Return all records exactly. Nothing may be added.

[Data records for software interfaces]
------------------------------------

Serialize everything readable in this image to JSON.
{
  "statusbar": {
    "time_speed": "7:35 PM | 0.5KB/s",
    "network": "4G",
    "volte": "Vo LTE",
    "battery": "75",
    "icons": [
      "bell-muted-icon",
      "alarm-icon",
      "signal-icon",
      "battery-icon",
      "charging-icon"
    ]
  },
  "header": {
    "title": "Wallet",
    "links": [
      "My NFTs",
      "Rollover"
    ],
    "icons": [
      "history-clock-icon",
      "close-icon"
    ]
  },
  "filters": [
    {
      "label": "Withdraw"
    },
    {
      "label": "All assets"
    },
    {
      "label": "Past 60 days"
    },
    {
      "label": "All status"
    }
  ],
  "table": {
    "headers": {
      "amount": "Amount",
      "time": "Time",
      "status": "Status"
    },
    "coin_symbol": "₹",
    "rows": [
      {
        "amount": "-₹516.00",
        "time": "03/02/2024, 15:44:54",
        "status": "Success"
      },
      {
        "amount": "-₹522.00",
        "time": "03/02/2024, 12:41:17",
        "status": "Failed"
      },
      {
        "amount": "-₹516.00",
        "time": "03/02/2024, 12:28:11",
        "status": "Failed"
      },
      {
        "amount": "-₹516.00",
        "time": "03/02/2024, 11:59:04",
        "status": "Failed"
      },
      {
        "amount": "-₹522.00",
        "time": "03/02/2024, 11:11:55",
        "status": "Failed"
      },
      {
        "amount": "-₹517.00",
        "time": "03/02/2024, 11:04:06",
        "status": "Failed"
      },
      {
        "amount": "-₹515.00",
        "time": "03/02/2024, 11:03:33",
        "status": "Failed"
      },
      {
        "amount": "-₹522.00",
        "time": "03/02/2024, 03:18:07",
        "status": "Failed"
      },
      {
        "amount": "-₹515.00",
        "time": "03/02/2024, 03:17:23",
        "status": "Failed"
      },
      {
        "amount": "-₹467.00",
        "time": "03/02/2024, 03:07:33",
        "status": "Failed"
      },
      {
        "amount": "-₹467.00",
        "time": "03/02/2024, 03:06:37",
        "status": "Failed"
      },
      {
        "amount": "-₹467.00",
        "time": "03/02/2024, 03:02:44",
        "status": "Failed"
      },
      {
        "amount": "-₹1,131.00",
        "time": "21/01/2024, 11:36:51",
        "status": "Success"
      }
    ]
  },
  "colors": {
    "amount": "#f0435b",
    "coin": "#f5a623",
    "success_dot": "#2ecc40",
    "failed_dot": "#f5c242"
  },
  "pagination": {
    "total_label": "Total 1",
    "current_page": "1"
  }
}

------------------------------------

- **Written response**
Serialize everything readable in this image to JSON.
{
  "statusbar": {
    "time_speed": "7:35 PM | 0.5KB/s",
    "network": "4G",
    "volte": "Vo LTE",
    "battery": "75",
    "icons": [
      "bell-muted-icon",
      "alarm-icon",
      "signal-icon",
      "battery-icon",
      "charging-icon"
    ]
  },
  "header": {
    "title": "Wallet",
    "links": [
      "My NFTs",
      "Rollover"
    ],
    "icons": [
      "history-clock-icon",
      "close-icon"
    ]
  },
  "filters": [
    {
      "label": "Withdraw"
    },
    {
      "label": "All assets"
    },
    {
      "label": "Past 60 days"
    },
    {
      "label": "All status"
    }
  ],
  "table": {
    "headers": {
      "amount": "Amount",
      "time": "Time",
      "status": "Status"
    },
    "coin_symbol": "₹",
    "rows": [
      {
        "amount": "-₹516.00",
        "time": "03/02/2024, 15:44:54",
        "status": "Success"
      },
      {
        "amount": "-₹522.00",
        "time": "03/02/2024, 12:41:17",
        "status": "Failed"
      },
      {
        "amount": "-₹516.00",
        "time": "03/02/2024, 12:28:11",
        "status": "Failed"
      },
      {
        "amount": "-₹516.00",
        "time": "03/02/2024, 11:59:04",
        "status": "Failed"
      },
      {
        "amount": "-₹522.00",
        "time": "03/02/2024, 11:11:55",
        "status": "Failed"
      },
      {
        "amount": "-₹517.00",
        "time": "03/02/2024, 11:04:06",
        "status": "Failed"
      },
      {
        "amount": "-₹515.00",
        "time": "03/02/2024, 11:03:33",
        "status": "Failed"
      },
      {
        "amount": "-₹522.00",
        "time": "03/02/2024, 03:18:07",
        "status": "Failed"
      },
      {
        "amount": "-₹515.00",
        "time": "03/02/2024, 03:17:23",
        "status": "Failed"
      },
      {
        "amount": "-₹467.00",
        "time": "03/02/2024, 03:07:33",
        "status": "Failed"
      },
      {
        "amount": "-₹467.00",
        "time": "03/02/2024, 03:06:37",
        "status": "Failed"
      },
      {
        "amount": "-₹467.00",
        "time": "03/02/2024, 03:02:44",
        "status": "Failed"
      },
      {
        "amount": "-₹1,131.00",
        "time": "21/01/2024, 11:36:51",
        "status": "Success"
      }
    ]
  },
  "colors": {
    "amount": "#f0435b",
    "coin": "#f5a623",
    "success_dot": "#2ecc40",
    "failed_dot": "#f5c242"
  },
  "pagination": {
    "total_label": "Total 1",
    "current_page": "1"
  }
}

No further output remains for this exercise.